This morning I sat in my writing chair, a befuddled sense of non-direction came over me. I had misplaced my phone and I let it stay misplaced. I didn’t want to use find my iphone and wake my daughter. I knew I would find it soon enough.
I sat, still and silent and non-contemplative. I noticed how the sun was piercing into my space in a not so comfortable, slanted sort of way.
“This is how it stops,” I said to myself after a while. “This is how depression or inaction or a funk starts for me and this is how everything else stops.”
I had an impulse I hadn’t followed in a while to re-read my work-in-progress vision plan aloud to myself.
As always, reading it and hearing it energized me.
I went to my blog to read recent content because one of my shortcomings due to my high level of creative output is truly odd. I write so much, I forget what I wrote – even and especially the really quality writing dense with insights.
I saw the last date on my blog was April 7. Tuesday. Somehow it was Friday and I hadn’t blogged since Tuesday during this month I was supposed to be blogging every day.
Somehow in a matter of days I had swept aside my love for sharing my life with others in the pile of stuff on my calendar that isn’t nearly as fulfilling to me. I had fallen off course.
The echo of “this is how it stops” arose in me.
And this is how it restarts, now.
I begin again, re-start< with the knowledge I spent two days doing less of what compels me because I fell into a bit of a cloudy funk. This is natural considering we are in the midst of a first-time-for-any of us pandemic we don’t know when or how it will end. We are mostly sitting in our homes, waiting, attempting to create some feeling of normalcy amidst this unnerving unknown.
I did things during the last few days, but I neglected what I love the most because of duty primarily to other people. It happens, especially to those of us who tend toward people pleasing.
I didn’t nurture my tender spots, I didn’t reach into the audience who reads my words, who looks forward to them.

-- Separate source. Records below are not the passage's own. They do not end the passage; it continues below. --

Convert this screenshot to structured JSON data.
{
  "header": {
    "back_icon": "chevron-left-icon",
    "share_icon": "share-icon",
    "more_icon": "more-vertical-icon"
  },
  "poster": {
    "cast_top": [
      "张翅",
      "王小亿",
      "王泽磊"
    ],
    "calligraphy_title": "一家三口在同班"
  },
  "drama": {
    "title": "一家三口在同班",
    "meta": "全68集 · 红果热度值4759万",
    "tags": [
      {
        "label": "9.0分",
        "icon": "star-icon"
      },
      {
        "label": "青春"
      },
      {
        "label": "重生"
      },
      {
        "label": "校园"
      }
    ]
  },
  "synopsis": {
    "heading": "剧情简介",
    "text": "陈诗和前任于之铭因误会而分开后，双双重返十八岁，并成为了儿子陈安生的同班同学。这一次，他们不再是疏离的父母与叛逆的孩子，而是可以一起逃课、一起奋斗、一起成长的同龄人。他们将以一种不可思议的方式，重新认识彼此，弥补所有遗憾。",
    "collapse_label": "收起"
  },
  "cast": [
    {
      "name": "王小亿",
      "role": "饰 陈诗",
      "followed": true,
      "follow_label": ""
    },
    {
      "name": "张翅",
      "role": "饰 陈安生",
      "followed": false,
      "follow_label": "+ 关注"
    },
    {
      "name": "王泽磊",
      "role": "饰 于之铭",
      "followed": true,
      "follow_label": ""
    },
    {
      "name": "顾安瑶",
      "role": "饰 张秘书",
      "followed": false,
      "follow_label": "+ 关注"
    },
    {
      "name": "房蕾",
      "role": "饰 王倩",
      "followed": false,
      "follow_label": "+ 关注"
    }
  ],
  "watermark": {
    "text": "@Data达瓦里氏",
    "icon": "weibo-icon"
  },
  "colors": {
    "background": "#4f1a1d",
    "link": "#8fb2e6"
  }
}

Their words and comments and smiles in response to what I write brings me another layer of nurturing.
Today I may be behind schedule, but neither my heart nor my vision is lost.
I am re-claiming, re-starting and re-storing what fills me up the most.

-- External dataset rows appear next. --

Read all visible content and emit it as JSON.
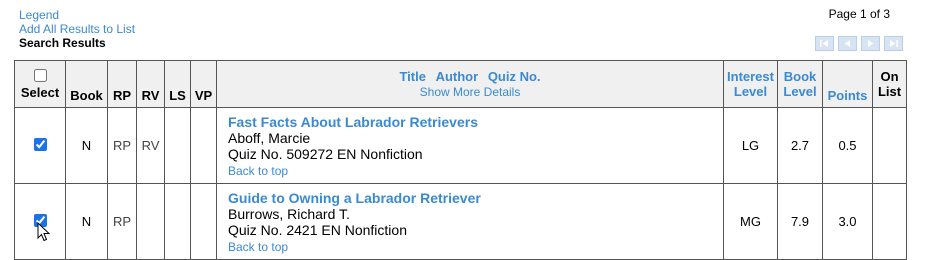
{
  "links": {
    "legend": "Legend",
    "add_all": "Add All Results to List",
    "heading": "Search Results"
  },
  "pagination": {
    "page_text": "Page 1 of 3",
    "buttons": [
      "first-page-icon",
      "prev-page-icon",
      "next-page-icon",
      "last-page-icon"
    ]
  },
  "table": {
    "headers": {
      "select": "Select",
      "book": "Book",
      "rp": "RP",
      "rv": "RV",
      "ls": "LS",
      "vp": "VP",
      "title": "Title",
      "author": "Author",
      "quiz_no": "Quiz No.",
      "show_more": "Show More Details",
      "interest_level": "Interest Level",
      "book_level": "Book Level",
      "points": "Points",
      "on_list": "On List"
    },
    "rows": [
      {
        "checked": true,
        "book": "N",
        "rp": "RP",
        "rv": "RV",
        "ls": "",
        "vp": "",
        "title": "Fast Facts About Labrador Retrievers",
        "author": "Aboff, Marcie",
        "quiz": "Quiz No. 509272 EN Nonfiction",
        "back_to_top": "Back to top",
        "interest_level": "LG",
        "book_level": "2.7",
        "points": "0.5",
        "on_list": ""
      },
      {
        "checked": true,
        "book": "N",
        "rp": "RP",
        "rv": "",
        "ls": "",
        "vp": "",
        "title": "Guide to Owning a Labrador Retriever",
        "author": "Burrows, Richard T.",
        "quiz": "Quiz No. 2421 EN Nonfiction",
        "back_to_top": "Back to top",
        "interest_level": "MG",
        "book_level": "7.9",
        "points": "3.0",
        "on_list": ""
      }
    ]
  },
  "colors": {
    "link": "#3a8ad2",
    "header_bg": "#f0f0f0",
    "pager_bg": "#d7e4f3"
  }
}
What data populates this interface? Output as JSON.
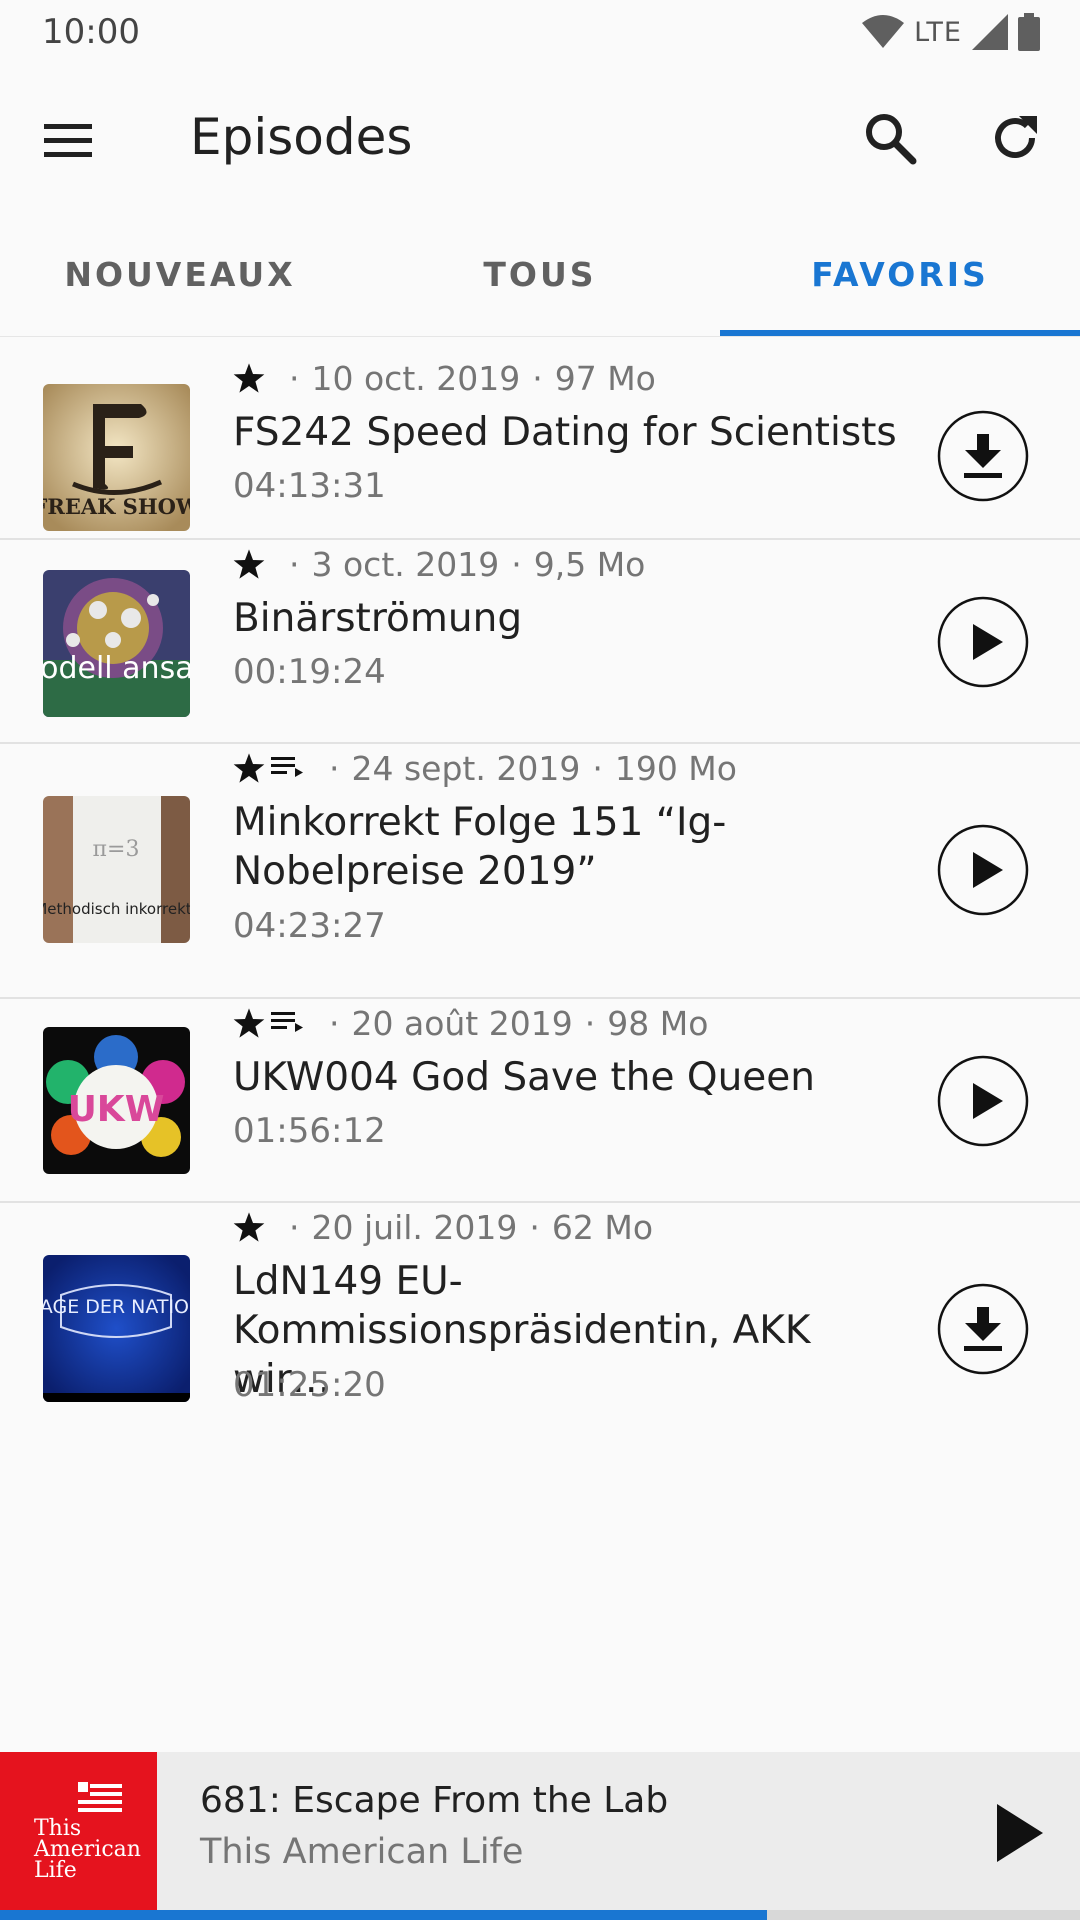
{
  "status": {
    "time": "10:00",
    "network": "LTE"
  },
  "header": {
    "title": "Episodes"
  },
  "tabs": [
    {
      "label": "NOUVEAUX",
      "active": false
    },
    {
      "label": "TOUS",
      "active": false
    },
    {
      "label": "FAVORIS",
      "active": true
    }
  ],
  "episodes": [
    {
      "date": "10 oct. 2019",
      "size": "97 Mo",
      "title": "FS242 Speed Dating for Scientists",
      "duration": "04:13:31",
      "action": "download-icon",
      "queued": false,
      "cover_text": "FREAK SHOW"
    },
    {
      "date": "3 oct. 2019",
      "size": "9,5 Mo",
      "title": "Binärströmung",
      "duration": "00:19:24",
      "action": "play-icon",
      "queued": false,
      "cover_text": "modell ansatz"
    },
    {
      "date": "24 sept. 2019",
      "size": "190 Mo",
      "title": "Minkorrekt Folge 151 “Ig-Nobelpreise 2019”",
      "duration": "04:23:27",
      "action": "play-icon",
      "queued": true,
      "cover_text": "Methodisch inkorrekt!"
    },
    {
      "date": "20 août 2019",
      "size": "98 Mo",
      "title": "UKW004 God Save the Queen",
      "duration": "01:56:12",
      "action": "play-icon",
      "queued": true,
      "cover_text": "UKW"
    },
    {
      "date": "20 juil. 2019",
      "size": "62 Mo",
      "title": "LdN149 EU-Kommissionspräsidentin, AKK wir…",
      "duration": "01:25:20",
      "action": "download-icon",
      "queued": false,
      "cover_text": "LAGE DER NATION"
    }
  ],
  "player": {
    "title": "681: Escape From the Lab",
    "podcast": "This American Life",
    "cover_text": "This American Life",
    "progress": 0.71
  },
  "colors": {
    "accent": "#1976d2",
    "player_cover": "#e5131e"
  }
}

If you are feeling befuddled or in a funky malaise, this period of time of quarantine and “uncertain times” as I have heard this called eophemistically – is finite – even though we don’t know when it will be over for us or what the outcomes will be. Even in a casual search for quotes about embracing the unknown comes up empty: everything sounds trite and rehearsed in this time when we haven’t rehearsed any of it.

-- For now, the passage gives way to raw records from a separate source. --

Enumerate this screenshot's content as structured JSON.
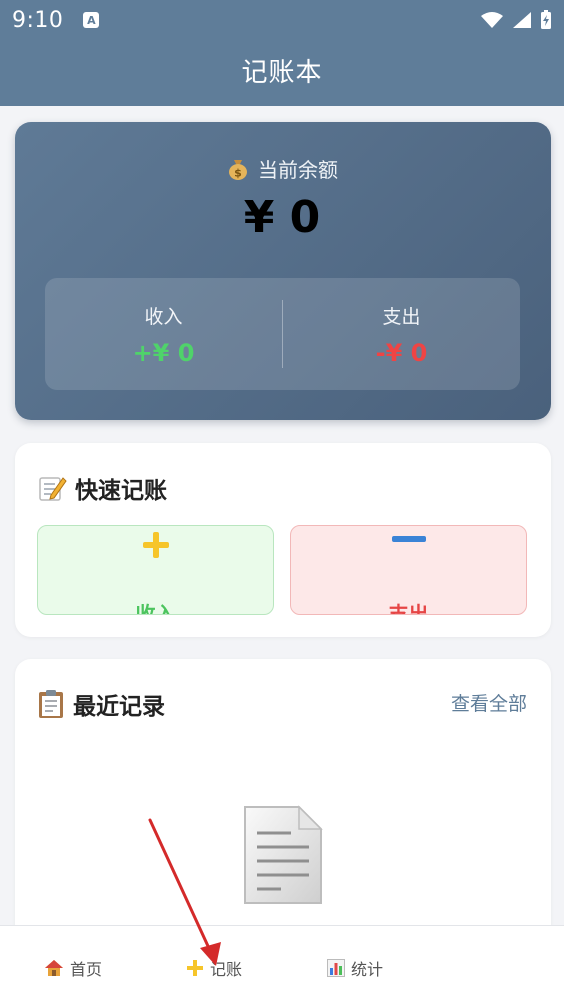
{
  "status_bar": {
    "time": "9:10",
    "notif_letter": "A"
  },
  "header": {
    "title": "记账本"
  },
  "balance": {
    "label": "当前余额",
    "icon": "money-bag-icon",
    "value": "¥ 0",
    "income_label": "收入",
    "income_value": "+¥ 0",
    "expense_label": "支出",
    "expense_value": "-¥ 0"
  },
  "quick": {
    "title": "快速记账",
    "icon": "memo-icon",
    "income_label": "收入",
    "expense_label": "支出"
  },
  "recent": {
    "title": "最近记录",
    "icon": "clipboard-icon",
    "view_all": "查看全部",
    "empty_icon": "document-icon"
  },
  "nav": {
    "items": [
      {
        "label": "首页",
        "icon": "house-icon"
      },
      {
        "label": "记账",
        "icon": "plus-icon"
      },
      {
        "label": "统计",
        "icon": "bar-chart-icon"
      }
    ]
  },
  "colors": {
    "header": "#5f7d99",
    "income": "#4cc45e",
    "expense": "#e64545",
    "accent_link": "#5f7d99",
    "annotation_arrow": "#d42a2a"
  }
}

I certainly didn’t want to experience any of this.
I realize now I used to worry about something like this pandemic happening after I died, leaving my children to figure it out without me. It isn’t as if I have all the answers or volumes of wisdom on the subject, but I didn’t like thinking of them suffering without me, suffering too.
I’ll say it, I am re-claiming, re-starting and re-storing what fills me up the most and as a result, others will be filled up, too.
Julie JordanScott is the Creative Life Midwife. She inspires people to live their life as an artform and take action towards their best results. During the 2020 Pandemic she is also leading daily Virtual Coffee Dates, Facilitating Intentional Conversation so people will feel less isolated during this time of social and physical distancing. Join the conversation by registering for free by clicking this link.